A soil profile consists of four layers of soil called horizons. The O horizon, A horizon, B horizon and C horizon are composed of different soil materials and each goes through different processes. From decomposing organic material to unconsolidated bedrock, each soil layer is different and is important to the stability of soil and vegetation growth. Each layer gets longer as you go farther down the list, starting with a 2-inch layer of composition and ending with a 48-inch layer of bedrock.
The first layer of a soil profile is the O horizon, which is top layer of the soil. The O horizon is about 2-inches deep and consists mainly of loose leaves and organic debris. Due to the substance found on the O horizon, it is referred to as the "litter horizon." However, this layer is enriches the soil with nutrients such as nitrogen, potassium and calcium, and helps enhance the soil moisture and structure. At the bottom of this layer, all the vegetation is already destroyed by decomposition.
The A horizon is the second layer of the soil profile, extending about 10-inches deep, and is commonly known as topsoil. The A horizon is the beginning of the mineral soil, where organic material mix with inorganic material from weathering. Due to the mixture with organic material, the layer tends to be dark-colored compared to its counterparts. The importance in this layer comes from the process of eluviation, which has given it the nickname, "zone of leaching." Eluviation removes organic and inorganic material from a horizon by leaching it, which is carried downward to other layers by water.
The B horizon is the third layer of the soil profiles, extending about 30-inches deep, and is commonly known as the "zone of accumulation" and "zone of illuviation." Soluble and suspended organic material, clay, iron and aluminum are carried down from A horizon from eluviation and accumulated in B horizon. This accumulation creates a dense layer of soil and enriches the soil with calcium carbonate, turning the soil a reddish color.
The C horizon is the fourth, and final layer of a soil profile, extending about 48-inches deep.
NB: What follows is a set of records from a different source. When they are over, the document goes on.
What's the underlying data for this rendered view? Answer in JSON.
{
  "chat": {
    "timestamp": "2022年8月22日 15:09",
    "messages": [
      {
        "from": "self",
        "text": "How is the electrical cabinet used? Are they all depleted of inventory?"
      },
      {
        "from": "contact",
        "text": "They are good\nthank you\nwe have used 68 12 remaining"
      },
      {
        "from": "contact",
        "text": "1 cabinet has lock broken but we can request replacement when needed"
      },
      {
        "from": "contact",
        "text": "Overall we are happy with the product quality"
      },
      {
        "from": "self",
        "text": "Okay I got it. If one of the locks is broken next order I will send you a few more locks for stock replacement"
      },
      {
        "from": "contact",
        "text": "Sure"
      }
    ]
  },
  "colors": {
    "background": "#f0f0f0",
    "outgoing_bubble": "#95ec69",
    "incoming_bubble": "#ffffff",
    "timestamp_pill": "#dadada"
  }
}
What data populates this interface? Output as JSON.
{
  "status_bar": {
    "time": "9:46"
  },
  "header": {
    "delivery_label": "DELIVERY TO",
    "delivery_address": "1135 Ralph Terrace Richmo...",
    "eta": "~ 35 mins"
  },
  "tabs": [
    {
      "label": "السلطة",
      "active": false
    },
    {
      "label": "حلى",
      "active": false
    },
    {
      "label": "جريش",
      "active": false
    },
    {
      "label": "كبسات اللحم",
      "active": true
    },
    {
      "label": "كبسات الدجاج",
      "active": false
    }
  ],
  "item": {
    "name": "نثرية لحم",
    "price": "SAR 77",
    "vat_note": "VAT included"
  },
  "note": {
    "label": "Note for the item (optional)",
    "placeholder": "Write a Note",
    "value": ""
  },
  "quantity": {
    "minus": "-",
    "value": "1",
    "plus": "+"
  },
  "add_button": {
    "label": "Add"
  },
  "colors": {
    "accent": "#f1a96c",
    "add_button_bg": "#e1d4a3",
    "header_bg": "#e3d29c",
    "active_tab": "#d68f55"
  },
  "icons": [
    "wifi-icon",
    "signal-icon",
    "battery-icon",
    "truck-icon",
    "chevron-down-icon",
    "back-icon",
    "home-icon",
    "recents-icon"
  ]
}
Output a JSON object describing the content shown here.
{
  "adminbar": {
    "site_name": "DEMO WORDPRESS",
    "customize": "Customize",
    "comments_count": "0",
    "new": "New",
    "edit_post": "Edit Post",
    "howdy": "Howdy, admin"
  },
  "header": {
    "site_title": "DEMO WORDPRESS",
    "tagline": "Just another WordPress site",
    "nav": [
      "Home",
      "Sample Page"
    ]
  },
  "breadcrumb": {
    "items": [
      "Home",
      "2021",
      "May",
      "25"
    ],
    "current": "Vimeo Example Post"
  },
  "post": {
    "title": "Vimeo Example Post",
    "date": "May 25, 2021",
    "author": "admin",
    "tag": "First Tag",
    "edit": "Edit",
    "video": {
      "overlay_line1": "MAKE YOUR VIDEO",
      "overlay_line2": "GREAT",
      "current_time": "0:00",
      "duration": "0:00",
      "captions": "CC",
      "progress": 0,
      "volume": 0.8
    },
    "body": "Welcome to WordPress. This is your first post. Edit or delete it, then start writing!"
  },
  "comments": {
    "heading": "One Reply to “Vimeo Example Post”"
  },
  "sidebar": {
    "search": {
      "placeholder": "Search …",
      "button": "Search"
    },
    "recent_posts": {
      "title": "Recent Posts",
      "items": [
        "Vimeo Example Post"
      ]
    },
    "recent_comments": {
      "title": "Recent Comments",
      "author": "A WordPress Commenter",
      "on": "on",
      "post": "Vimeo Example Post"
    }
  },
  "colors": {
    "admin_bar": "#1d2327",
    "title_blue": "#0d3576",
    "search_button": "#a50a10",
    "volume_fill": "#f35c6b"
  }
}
This horizon is mostly composed of weathered rock, from the soil-forming process. Due to its composition of weathered rock, the C horizon is unaffected by soil formation and does not have much internal layering of soil. The C horizon is located right above bedrock.